** RECORDS **
------------------------------------------------
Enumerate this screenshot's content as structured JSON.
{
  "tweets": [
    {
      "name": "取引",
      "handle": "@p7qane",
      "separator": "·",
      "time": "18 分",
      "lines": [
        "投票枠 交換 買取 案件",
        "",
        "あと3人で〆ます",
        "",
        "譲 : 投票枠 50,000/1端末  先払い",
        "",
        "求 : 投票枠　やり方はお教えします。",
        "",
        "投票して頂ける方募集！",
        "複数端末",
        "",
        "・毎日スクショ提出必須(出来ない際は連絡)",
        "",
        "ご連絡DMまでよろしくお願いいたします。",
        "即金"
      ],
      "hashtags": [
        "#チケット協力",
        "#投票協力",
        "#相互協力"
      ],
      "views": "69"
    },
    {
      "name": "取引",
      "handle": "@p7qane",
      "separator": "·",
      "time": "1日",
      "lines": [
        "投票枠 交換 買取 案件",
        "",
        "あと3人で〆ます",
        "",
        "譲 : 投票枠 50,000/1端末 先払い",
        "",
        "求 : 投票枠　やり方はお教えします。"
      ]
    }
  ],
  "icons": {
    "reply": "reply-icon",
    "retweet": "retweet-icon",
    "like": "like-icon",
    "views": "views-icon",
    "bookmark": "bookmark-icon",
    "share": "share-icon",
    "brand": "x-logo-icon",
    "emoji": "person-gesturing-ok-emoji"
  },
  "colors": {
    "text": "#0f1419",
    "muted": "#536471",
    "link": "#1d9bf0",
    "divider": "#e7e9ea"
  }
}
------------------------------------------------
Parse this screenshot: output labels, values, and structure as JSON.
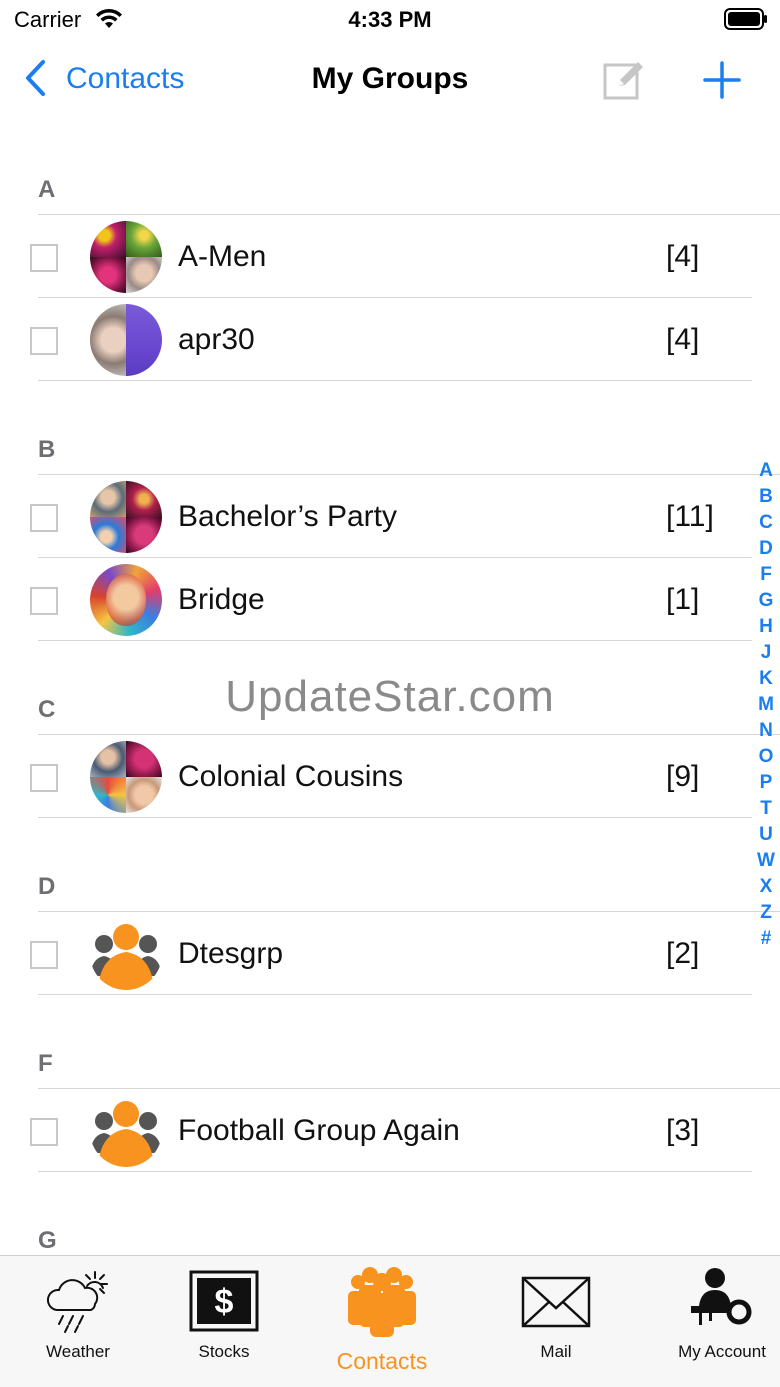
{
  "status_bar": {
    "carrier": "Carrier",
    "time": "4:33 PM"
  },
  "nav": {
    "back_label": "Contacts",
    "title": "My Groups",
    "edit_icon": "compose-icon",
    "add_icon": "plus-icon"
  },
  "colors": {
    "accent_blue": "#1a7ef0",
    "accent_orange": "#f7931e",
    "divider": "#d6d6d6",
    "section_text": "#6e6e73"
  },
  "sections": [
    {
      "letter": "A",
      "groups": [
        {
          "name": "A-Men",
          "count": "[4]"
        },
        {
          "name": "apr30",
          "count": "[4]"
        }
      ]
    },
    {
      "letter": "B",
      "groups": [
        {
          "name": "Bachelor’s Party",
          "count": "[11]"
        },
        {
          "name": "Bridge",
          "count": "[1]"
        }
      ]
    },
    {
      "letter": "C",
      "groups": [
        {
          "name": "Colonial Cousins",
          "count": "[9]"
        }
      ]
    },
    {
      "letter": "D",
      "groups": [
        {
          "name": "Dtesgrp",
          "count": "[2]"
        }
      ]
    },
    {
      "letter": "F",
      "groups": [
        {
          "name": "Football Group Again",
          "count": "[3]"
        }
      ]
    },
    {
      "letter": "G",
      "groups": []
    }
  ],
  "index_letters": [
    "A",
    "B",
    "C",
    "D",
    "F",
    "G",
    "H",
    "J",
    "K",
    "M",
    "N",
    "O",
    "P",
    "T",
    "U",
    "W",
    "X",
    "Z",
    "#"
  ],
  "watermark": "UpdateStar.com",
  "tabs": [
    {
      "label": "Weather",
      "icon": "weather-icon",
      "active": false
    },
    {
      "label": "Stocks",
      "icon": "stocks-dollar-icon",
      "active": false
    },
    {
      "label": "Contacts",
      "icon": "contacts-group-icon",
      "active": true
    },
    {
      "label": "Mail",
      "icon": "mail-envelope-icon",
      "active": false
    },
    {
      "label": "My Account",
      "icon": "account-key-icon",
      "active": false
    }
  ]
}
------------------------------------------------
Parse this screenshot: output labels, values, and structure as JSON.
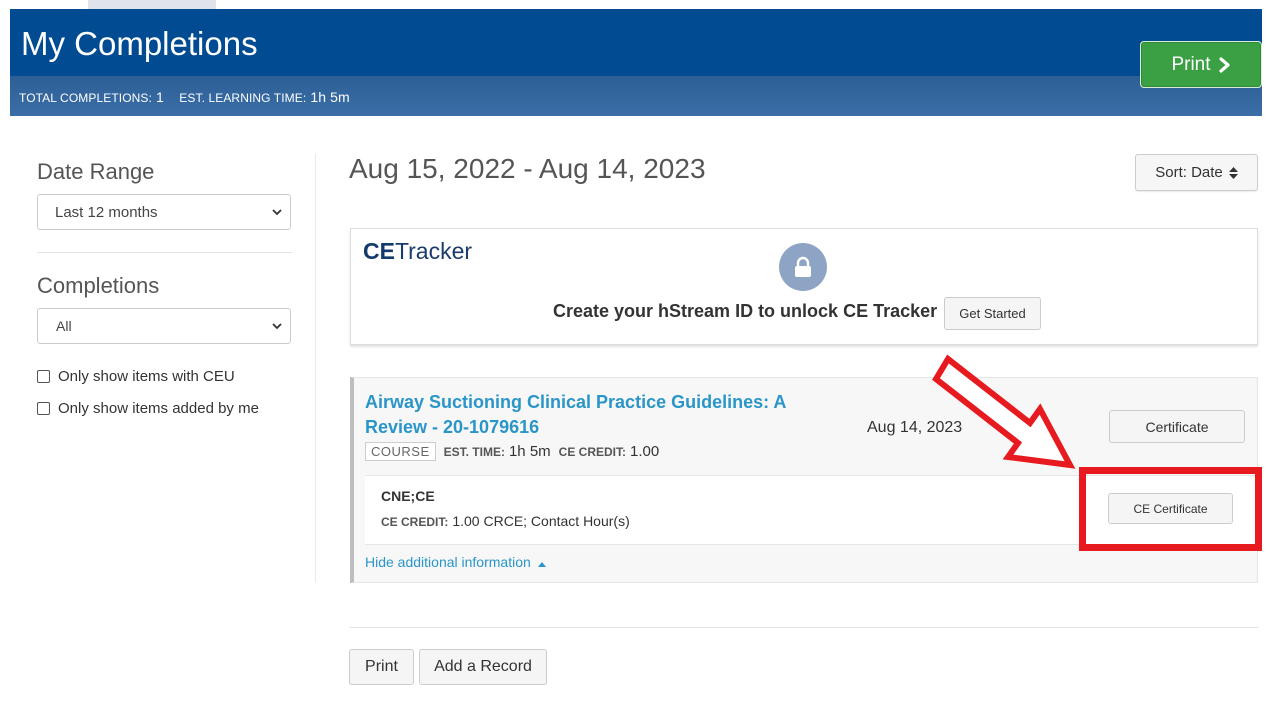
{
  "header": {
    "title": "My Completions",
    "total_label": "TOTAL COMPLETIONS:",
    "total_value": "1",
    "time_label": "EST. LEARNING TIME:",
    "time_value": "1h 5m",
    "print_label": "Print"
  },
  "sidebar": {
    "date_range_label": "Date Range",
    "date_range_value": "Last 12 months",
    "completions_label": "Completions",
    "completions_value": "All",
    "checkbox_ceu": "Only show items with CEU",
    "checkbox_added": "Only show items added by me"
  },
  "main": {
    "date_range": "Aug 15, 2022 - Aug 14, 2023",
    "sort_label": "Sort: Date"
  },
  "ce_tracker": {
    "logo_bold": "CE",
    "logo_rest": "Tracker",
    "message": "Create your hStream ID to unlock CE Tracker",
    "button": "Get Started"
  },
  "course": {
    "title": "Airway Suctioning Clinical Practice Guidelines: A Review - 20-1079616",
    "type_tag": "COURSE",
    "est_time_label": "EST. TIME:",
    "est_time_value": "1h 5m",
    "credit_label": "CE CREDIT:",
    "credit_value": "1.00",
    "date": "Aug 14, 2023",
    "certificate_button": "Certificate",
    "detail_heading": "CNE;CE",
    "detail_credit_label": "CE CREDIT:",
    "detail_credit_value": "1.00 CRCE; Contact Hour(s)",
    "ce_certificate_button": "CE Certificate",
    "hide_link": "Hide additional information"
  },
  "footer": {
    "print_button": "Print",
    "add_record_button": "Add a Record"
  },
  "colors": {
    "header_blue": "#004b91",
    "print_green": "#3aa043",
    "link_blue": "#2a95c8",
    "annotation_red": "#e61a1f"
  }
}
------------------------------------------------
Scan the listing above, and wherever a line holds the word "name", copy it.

      "name": "取引",
      "name": "取引",
          "name": "A-Men",
          "name": "apr30",
          "name": "Bachelor’s Party",
          "name": "Bridge",
          "name": "Colonial Cousins",
          "name": "Dtesgrp",
          "name": "Football Group Again",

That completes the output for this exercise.